[1743-1749 A.D.] constituted the whole domain of Bern. The continual aggrandisement of the state rendered obsolete the fundamental laws of its constitution, which became imperceptibly modified in proportion as political emergencies appeared to require alterations. When the power of Bern was doubled by the conquest of the Vaud, the assembly of the burghers ceased to be thought of. The dignities of the state became hereditary in those families which had once obtained a seat in the great council. It is true that the other burghers remained eligible to public functions; but it was rarely indeed, and generally by means of intermarriages, that a new family raised itself to the rank of the rulers de facto.

The administration of these ruling families was, in general, not devoid of wisdom and equity; and, in fact, the principal subject of complaint was that participation in state affairs had ceased to be open to all. It was, however, precisely this system of aristocratic exclusion which was felt so insupportably by many of those who were subjected to it, that so early as 1710 attempts were made to break it up. These were renewed with increased vigour, in 1743, by six-and-twenty burghers, who combined to petition the council for the revival of a greater equality of rights in favour of the general body of citizens. These adventurous men incurred the censure of the authorities, and were placed under arrest in their houses or banished.

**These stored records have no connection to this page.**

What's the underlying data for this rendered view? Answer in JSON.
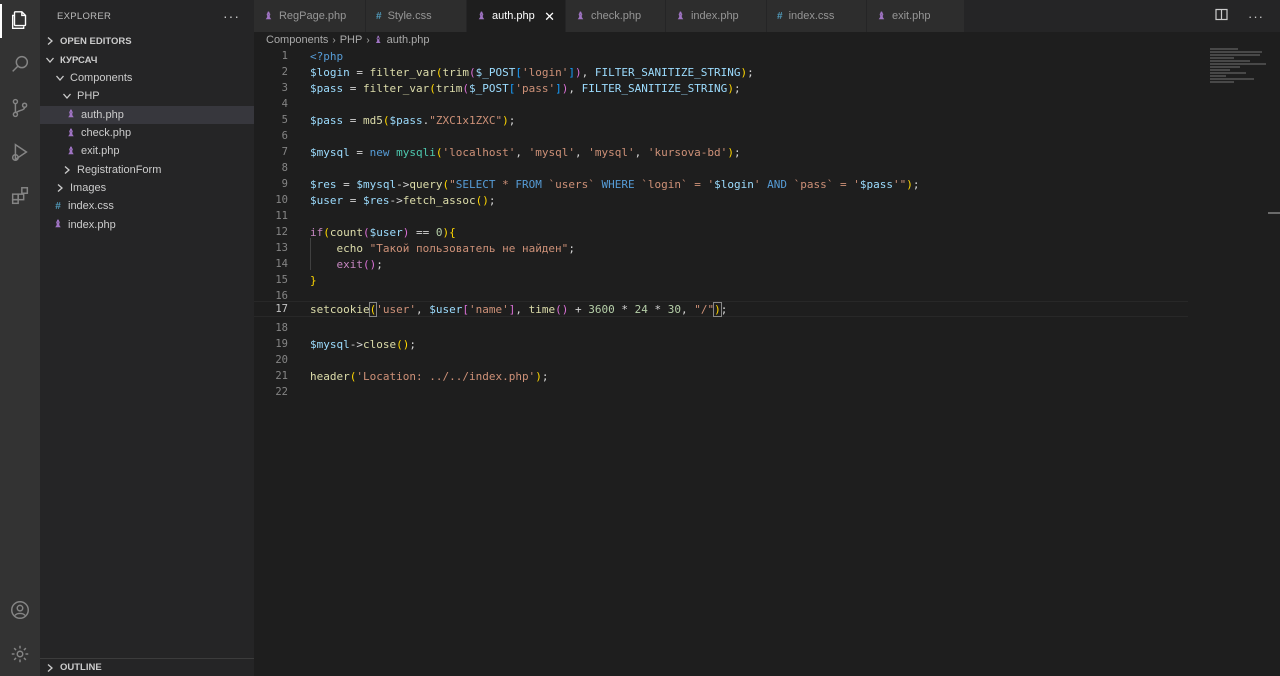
{
  "sidebar": {
    "title": "EXPLORER",
    "more": "···",
    "open_editors": "OPEN EDITORS",
    "workspace": "КУРСАЧ",
    "tree": [
      {
        "label": "Components",
        "type": "folder",
        "open": true
      },
      {
        "label": "PHP",
        "type": "folder",
        "open": true
      },
      {
        "label": "auth.php",
        "type": "php",
        "selected": true
      },
      {
        "label": "check.php",
        "type": "php"
      },
      {
        "label": "exit.php",
        "type": "php"
      },
      {
        "label": "RegistrationForm",
        "type": "folder",
        "open": false
      },
      {
        "label": "Images",
        "type": "folder",
        "open": false
      },
      {
        "label": "index.css",
        "type": "css"
      },
      {
        "label": "index.php",
        "type": "php"
      }
    ],
    "outline": "OUTLINE"
  },
  "tabs": [
    {
      "label": "RegPage.php",
      "icon": "php-icon"
    },
    {
      "label": "Style.css",
      "icon": "css-icon"
    },
    {
      "label": "auth.php",
      "icon": "php-icon",
      "active": true
    },
    {
      "label": "check.php",
      "icon": "php-icon"
    },
    {
      "label": "index.php",
      "icon": "php-icon"
    },
    {
      "label": "index.css",
      "icon": "css-icon"
    },
    {
      "label": "exit.php",
      "icon": "php-icon"
    }
  ],
  "tab_close": "✕",
  "breadcrumb": [
    "Components",
    "PHP",
    "auth.php"
  ],
  "editor": {
    "line_numbers": [
      "1",
      "2",
      "3",
      "4",
      "5",
      "6",
      "7",
      "8",
      "9",
      "10",
      "11",
      "12",
      "13",
      "14",
      "15",
      "16",
      "17",
      "18",
      "19",
      "20",
      "21",
      "22"
    ],
    "current_line": 17
  },
  "colors": {
    "accent": "#007acc",
    "php": "#a074c4",
    "css": "#519aba"
  }
}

Amongst the exiles was Samuel Hentzi, a man of no ordinary talent and spirit. He had fixed on Neuchâtel as the place of his banishment, the term of which was shortened by the favour of the authorities. On his return, the embarrassed state in which he found his domestic economy, and the ill success of his efforts to obtain a lucrative office, may have mingled with other motives in inducing him to take the lead in a desperate undertaking of a little band of malcontents, who, without money, arms, or even unity of purpose, dreamed of overturning a government strong in its own resources, and sure of support from the whole Helvetic body, and of instituting equality of rights among all burghers, and appointment to all offices by lot. Yet, with all their root-and-branch work, the conspirators had no idea of remedying the real defects of the state, of satisfying the prevalent and increasing discontents of the Vaud, or of procuring an extension of political rights to the whole people: for, in the plan of a constitution annexed to their mediated manifesto, exclusive regard was paid to the burghers at Bern; and the rest of the people would hardly have been bettered by their accession to the dignities which had hitherto been engrossed by the ruling families. The 13th of July, 1749, was fixed for the execution of the plans of the conspirators; but many of their own number had opened their eyes by this time to the utter impossibility of success, produced by the disunion and imprudence of their colleagues - to the passion and cupidity of some, and the atrocious hopes of murder and plunder entertained by others.

No man felt more sensibly the criminal views of his party than the only man of ability and public spirit among them, Hentzi. He would not betray those with whom he had long pursued the same object; but he made an attempt to save himself by flight from further participation in their plans and foreseen destiny. It was too late: a betrayer had already done his work. Hentzi and other leaders of the party were taken and beheaded during the first exasperation of the government. Sentence of death was also pronounced upon some who had made their escape; others were imprisoned or banished, but soon afterwards pardoned. On embarking with her two sons to quit the Helvetic territory, the wife of Hentzi exclaimed, "I would rather see these children sink in the Rhine-stream than they should not one day learn to

[ocr errors]
« PreviousContinue »